Last January I mentioned that I had watched a story on CBS Sunday Morning with five tips for protecting the brain from dementia. I promised a separate post on each of the five tips. Today is the final post of that series. If you missed the others and would like to catch up, you’ll find the previous tips linked below.
5 tips for protecting your brain
According to Dr. Sanjay Gupta, there are five basic things we can all do to fight off dementia, even if we are genetically predisposed to it.
Did you join me in April’s challenge to improve your sleep? If so, I’d love to hear what you did and how it went. Please share in the comments.
Now on to tip 5…but before we do, let me remind you that I am not a doctor or medical expert of any type. I am simply relaying information from those who are.
According to the Cleveland Clinic, studies have shown that those with the most social interaction within their community experience the slowest rate of memory decline. A 2017 study published by researchers at the Cognitive Neurology and Alzheimer’s Disease Center of Northwestern University Feinberg School of Medicine found that individuals 80 and above with the mental agility of 50-year-olds all had one factor in common: a close-knit group of friends.
Why it works
Neurologist Dan Kaufer, MD, director of the UNC Memory Disorders Program, offers an example to illustrate the workout social interactions give our brains:
You’ve been invited to a party at a friend’s house. The gears in your mind start cranking before you’ve even set foot outside your home. What do you wear? Can you take a date? Should you bring something? Who will be there? If so-and-so and what’s-his-name are coming, then there might be some tension because of that fight they had years ago about yada yada yada.
See? That’s a lot of thinking and problem-solving before you even get to the party. By the time you arrive at the party, your brain is fully engaged, Dr. Kaufer says. You’re taking stock of everyone who is there, trying to remember names, faces and relationships. Who should you talk to? Who should you avoid? What topics should you steer clear of when talking to them?

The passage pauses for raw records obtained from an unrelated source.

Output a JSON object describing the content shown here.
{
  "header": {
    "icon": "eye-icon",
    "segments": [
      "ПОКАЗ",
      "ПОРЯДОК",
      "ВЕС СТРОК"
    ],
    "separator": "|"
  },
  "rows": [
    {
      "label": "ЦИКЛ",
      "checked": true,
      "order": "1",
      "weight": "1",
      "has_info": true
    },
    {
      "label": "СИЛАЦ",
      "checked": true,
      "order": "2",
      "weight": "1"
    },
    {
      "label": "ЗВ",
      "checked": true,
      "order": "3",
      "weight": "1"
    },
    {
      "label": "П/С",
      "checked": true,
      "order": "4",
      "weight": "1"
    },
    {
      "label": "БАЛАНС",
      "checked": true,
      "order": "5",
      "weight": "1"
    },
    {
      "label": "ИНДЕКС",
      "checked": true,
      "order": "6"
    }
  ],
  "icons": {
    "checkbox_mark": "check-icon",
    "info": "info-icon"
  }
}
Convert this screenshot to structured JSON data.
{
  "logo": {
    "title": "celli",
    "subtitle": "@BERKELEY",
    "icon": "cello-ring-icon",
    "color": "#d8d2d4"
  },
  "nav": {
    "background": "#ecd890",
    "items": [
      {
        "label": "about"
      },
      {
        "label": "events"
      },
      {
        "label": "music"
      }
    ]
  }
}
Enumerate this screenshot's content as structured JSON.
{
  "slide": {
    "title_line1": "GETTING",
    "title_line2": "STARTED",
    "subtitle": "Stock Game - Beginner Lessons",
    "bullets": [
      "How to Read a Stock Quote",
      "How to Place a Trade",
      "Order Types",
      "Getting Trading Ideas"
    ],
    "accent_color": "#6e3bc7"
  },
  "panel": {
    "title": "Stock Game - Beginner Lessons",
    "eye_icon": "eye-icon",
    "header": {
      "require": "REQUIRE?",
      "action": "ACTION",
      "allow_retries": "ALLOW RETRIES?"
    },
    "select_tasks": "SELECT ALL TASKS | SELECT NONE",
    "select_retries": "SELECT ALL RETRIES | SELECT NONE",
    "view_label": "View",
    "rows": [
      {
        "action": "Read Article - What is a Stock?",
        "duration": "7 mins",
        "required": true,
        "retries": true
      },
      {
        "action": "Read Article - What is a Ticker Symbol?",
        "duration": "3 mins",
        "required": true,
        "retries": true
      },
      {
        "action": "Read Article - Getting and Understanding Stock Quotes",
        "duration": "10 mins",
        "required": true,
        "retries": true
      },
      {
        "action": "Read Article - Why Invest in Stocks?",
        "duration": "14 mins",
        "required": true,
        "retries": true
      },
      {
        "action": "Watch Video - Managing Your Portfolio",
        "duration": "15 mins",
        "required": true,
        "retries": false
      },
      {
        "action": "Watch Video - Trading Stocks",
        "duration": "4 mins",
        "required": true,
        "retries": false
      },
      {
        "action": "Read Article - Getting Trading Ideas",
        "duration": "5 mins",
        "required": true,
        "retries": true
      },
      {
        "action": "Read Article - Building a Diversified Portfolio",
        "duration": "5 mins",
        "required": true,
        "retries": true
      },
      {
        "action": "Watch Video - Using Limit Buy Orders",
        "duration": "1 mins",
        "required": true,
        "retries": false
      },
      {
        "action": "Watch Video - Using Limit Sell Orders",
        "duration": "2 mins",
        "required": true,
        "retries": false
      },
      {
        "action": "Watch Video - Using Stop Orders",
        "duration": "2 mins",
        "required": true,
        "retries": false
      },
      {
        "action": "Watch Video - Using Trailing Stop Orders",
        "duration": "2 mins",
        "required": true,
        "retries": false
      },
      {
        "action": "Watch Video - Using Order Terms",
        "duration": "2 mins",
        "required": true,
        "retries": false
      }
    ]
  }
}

You don’t have to go to a party to exercise your brain though. Even a one-on-one conversation can do that. Dr. Jane Gilbert explains: “Psychological studies show that conversation stimulates the brain. It may seem effortless to many, but it requires a complex combination of skills including attention, memory, thinking, speech and social awareness.”
Let’s get social
COVID-19 has been tough on our in-person social interactions. Thank goodness for technology. We’d all have become hermits by now…which wouldn’t be good for our brains.
In many parts of the world, we are getting vaccinated and infection rates are dropping. Getting together physically is becoming a safer option. If that describes your situation, I challenge you to organize a get-together…coffee, lunch, dinner, visit a local attraction, or just take a walk…with someone you haven’t seen in a while. If no one comes to mind, consider joining a club, class, or exercise group.
If face-to-face meetings still aren’t comfortable for you, arrange a FaceTime or Zoom chat with friends or family. Do whatever it takes to stay connected, even if it’s a little outside of your comfort zone. Do it for your brain, if nothing else.
- Did you participate in last month’s challenge to improve your sleep? If so, what did you do and did it work?
- What will you do to increase your social interaction this month?
- Do you consider yourself an introvert or extrovert?
- Are you normally a hugger (imagine there was no pandemic)? When was the last time you hugged someone not in your immediate household?